Diana Damrau and Javier Camarena in I puritani.
Photo: Marty Sohl / Metropolitan Opera

The Metropolitan Opera has been presenting I puritani, Vincenzo Bellini’s hit from 1835. It has a happy ending. Yes, the soprano goes mad, but she recovers her senses. Her beloved, and betrothed, is spared the chop. They live happily ever after, one presumes.

I don’t mind.

Wednesday night’s performance had a happy ending too. The first act was mediocre. The last two were better, giving the audience its money’s worth, and Bellini his due.

Maurizio Benini presided in the pit, and he was competent. The horns were unflubbing, which is always a bonus. There is plenty of choral work in I puritani, and the Met’s vaunted chorus was fine.

Alexey Markov, the baritone singing Riccardo, was fine too, but not nearly his best—not in Act I. His technique failed him, and he could not exploit his music.

On came Diana Damrau, to sing Elvira. Is there a more likable person in opera? (Damrau, I mean, not Elvira.) I doubt it. Damrau was wonderful as the pre-mad Elvira, girlish and coquettish. No one does girlish and coquettish better than Damrau. But her voice was on the thin and small side. She gave us a poor, un-Damrau-like trill.

The aria “Son vergin vezzosa” is right up her alley. And it had its proper character, for sure—Damrau is reliably musical, and has the theatrical sense to match. But it was not especially well executed, in vocal terms.

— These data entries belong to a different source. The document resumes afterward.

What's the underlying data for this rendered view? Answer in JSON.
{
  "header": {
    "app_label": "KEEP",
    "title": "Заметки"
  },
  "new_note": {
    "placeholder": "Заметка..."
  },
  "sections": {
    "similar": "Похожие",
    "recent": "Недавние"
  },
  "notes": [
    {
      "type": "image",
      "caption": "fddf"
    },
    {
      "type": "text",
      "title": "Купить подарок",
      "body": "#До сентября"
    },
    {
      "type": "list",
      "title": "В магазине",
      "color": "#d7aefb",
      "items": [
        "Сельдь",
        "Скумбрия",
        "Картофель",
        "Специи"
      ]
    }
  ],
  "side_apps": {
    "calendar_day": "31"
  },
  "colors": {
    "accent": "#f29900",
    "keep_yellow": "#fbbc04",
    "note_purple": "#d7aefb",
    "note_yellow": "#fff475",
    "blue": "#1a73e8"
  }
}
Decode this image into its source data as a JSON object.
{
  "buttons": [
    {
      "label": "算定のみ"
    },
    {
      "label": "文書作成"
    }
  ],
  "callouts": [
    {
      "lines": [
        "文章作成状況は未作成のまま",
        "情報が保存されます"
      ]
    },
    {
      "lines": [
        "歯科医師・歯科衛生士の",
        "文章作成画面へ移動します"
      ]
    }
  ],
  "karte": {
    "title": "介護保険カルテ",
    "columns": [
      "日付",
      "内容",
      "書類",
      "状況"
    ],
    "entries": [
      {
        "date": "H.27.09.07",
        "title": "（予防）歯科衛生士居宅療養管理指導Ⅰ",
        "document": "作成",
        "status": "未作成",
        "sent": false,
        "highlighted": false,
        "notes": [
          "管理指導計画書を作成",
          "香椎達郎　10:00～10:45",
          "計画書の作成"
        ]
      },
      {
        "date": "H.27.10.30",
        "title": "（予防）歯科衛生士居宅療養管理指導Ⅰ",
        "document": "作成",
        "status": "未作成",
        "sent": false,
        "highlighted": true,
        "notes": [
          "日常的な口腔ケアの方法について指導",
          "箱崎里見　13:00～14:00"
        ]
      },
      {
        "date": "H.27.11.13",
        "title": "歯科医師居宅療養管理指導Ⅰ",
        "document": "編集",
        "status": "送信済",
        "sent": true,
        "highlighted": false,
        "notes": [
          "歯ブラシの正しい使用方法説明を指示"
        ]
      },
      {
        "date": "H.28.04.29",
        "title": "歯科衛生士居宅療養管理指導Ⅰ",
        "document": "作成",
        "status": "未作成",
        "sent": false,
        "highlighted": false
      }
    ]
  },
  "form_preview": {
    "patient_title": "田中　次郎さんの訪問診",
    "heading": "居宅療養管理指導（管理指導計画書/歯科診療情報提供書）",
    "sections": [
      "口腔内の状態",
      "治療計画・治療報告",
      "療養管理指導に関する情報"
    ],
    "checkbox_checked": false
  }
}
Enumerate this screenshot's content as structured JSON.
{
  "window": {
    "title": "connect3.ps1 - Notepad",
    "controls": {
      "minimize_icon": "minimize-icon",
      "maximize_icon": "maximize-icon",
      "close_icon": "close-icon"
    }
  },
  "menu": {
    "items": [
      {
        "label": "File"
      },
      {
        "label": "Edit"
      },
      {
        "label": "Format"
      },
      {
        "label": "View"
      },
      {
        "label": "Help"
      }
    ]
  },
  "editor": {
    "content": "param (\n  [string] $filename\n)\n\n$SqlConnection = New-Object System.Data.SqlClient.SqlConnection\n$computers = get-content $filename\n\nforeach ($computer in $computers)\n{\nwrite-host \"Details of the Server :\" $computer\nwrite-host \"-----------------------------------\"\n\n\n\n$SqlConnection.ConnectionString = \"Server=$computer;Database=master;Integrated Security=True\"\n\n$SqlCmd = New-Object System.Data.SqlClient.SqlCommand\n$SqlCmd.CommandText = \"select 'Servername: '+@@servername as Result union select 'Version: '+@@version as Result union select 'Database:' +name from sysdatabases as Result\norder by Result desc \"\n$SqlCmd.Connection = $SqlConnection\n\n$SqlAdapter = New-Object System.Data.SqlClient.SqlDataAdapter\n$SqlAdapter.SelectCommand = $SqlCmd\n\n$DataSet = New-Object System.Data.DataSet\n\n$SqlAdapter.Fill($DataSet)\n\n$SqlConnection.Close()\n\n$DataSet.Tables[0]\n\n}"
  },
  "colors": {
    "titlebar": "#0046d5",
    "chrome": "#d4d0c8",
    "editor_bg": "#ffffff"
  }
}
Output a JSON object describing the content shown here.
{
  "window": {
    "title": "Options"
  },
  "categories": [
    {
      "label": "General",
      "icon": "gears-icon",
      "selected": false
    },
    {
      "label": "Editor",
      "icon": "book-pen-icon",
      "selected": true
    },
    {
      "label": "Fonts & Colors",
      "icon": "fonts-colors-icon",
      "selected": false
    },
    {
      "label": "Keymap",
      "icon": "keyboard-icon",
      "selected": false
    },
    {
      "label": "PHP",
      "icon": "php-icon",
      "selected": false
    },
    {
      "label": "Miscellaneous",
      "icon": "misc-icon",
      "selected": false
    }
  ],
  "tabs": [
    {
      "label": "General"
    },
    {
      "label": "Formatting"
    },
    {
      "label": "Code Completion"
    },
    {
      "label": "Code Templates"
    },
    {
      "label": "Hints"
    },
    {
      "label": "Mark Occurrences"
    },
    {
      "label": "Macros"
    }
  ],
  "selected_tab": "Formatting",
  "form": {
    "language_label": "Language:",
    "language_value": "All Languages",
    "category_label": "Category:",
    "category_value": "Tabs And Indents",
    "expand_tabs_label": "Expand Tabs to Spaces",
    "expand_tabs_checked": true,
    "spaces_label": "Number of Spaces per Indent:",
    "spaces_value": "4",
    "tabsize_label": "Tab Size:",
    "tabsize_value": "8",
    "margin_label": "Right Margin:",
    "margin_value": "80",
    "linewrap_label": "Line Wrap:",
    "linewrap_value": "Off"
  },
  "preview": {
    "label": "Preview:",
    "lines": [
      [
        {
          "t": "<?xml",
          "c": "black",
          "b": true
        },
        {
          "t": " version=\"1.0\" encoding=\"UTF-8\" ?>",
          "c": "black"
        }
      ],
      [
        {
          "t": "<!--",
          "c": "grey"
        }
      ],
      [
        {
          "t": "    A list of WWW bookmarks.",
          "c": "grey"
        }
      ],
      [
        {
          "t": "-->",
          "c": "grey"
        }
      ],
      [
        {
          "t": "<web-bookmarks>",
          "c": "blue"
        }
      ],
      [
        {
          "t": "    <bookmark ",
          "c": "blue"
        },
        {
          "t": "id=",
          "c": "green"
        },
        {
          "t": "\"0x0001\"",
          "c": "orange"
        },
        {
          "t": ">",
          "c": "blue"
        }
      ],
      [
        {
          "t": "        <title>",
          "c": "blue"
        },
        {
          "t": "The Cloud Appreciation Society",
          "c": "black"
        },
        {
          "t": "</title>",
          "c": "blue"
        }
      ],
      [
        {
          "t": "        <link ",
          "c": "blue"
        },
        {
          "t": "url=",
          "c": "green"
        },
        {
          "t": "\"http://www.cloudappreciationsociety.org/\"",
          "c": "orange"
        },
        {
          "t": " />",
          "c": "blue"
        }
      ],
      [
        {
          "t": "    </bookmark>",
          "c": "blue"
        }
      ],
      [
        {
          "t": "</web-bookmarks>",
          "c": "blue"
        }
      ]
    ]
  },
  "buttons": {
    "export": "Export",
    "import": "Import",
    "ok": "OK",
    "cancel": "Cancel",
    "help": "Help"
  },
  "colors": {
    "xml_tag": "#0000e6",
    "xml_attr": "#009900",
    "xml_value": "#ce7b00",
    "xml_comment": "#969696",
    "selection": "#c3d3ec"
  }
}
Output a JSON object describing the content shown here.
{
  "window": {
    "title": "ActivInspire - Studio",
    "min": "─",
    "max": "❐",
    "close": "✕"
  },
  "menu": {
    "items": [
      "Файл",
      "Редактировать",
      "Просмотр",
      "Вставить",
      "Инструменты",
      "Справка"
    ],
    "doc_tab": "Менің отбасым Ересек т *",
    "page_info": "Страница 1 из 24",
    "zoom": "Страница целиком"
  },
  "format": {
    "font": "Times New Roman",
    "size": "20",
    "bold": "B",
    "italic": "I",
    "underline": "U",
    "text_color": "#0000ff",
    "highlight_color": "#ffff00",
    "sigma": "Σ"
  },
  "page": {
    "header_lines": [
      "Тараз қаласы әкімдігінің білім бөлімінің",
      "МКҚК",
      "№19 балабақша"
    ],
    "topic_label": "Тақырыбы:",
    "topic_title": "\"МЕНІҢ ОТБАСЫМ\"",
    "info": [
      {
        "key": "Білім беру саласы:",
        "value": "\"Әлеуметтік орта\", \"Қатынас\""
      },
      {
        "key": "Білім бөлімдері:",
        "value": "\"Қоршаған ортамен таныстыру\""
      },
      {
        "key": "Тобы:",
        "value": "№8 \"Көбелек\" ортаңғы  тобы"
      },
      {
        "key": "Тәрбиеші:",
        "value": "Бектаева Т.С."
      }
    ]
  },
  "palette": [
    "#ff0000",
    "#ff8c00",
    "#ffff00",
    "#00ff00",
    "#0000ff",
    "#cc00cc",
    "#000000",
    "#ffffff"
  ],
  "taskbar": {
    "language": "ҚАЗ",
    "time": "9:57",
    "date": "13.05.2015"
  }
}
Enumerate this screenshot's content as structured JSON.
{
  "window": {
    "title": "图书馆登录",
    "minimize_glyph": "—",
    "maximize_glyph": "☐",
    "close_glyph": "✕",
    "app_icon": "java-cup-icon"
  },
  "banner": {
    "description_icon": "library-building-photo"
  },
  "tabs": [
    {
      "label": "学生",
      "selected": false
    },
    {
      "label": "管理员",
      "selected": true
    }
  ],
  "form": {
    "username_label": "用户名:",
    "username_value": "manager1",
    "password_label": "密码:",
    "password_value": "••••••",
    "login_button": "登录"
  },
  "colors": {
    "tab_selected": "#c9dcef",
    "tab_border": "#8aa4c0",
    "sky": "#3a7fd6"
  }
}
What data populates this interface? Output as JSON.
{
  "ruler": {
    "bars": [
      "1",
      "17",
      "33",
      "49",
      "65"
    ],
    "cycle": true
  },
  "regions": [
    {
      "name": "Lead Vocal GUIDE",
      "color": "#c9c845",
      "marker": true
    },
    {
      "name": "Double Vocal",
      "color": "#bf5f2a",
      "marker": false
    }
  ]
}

Our tenor, the Arturo, was Javier Camarena. He was commendable from the outset. The high notes had a nice pressure, if I may put it that way, and they also had pop. And whenever he could float, he was beautiful.

He wasn’t ugly when he pushed, mind you. But the tenorial beauty came out on floatable notes.

Camarena and Damrau seemed to enjoy singing together, and when they were high above the staff, entwining their voices, they put on a smile-making display of bel canto goodness.

Like Damrau, Luca Pisaroni is one of the most likable people in opera. He is full of charm, wit, and personality. But there is not much of a chance to express these qualities in Puritani’s Giorgio—Pisaroni’s role. Giorgio is earnest. Sober as a judge. Pisaroni sang well, but he did not seem quite Pisaroni to me.

So, Elvira goes mad. And when Damrau suffers, you suffer. She did not deliver a harrowing or horrifying mad scene. She delivered a rather sweet and pitiable one—which was very effective.

As the opera wore on, the cast in general got better. And that definitely included Mr. Markov. In the orchestra, I might mention the trumpet, who has a chance to shine.

You might not think of the trumpet as an opera instrument. You would be right. But there is a place for it, of course, in opera. A few years ago, I interviewed Andris Nelsons, the conductor who heads the Boston Symphony Orchestra. When younger, he played trumpet in an opera orchestra.

“What music does a trumpet have in opera?” I asked. He answered, “Well, you do things like signal the arrival of people.”

In I puritani, Elvira and Arturo sing a final duet, which lifts the heart of an audience. Damrau and Camarena certainly did that. It was 11 o’clock, and it had been a long night. A lackluster night, in part. But the audience simply would not stop applauding, after that duet. They went on and on. And they were right to.

Finally, I’d like to say a word about the composer. In my opinion, composers often do not get enough credit. They are sort of taken for granted. Performers sometimes hold up the score—bear it aloft—in order to indicate, “Praise the composer.” Rostropovich used to do this (as for his friend Shostakovich).

The Met’s production of I puritani has a handsome screen with the title of the opera at the bottom. And at the top, “Vincenzo Bellini.” Yes, an extraordinary talent, dead at thirty-three, nine months after this opera’s premiere.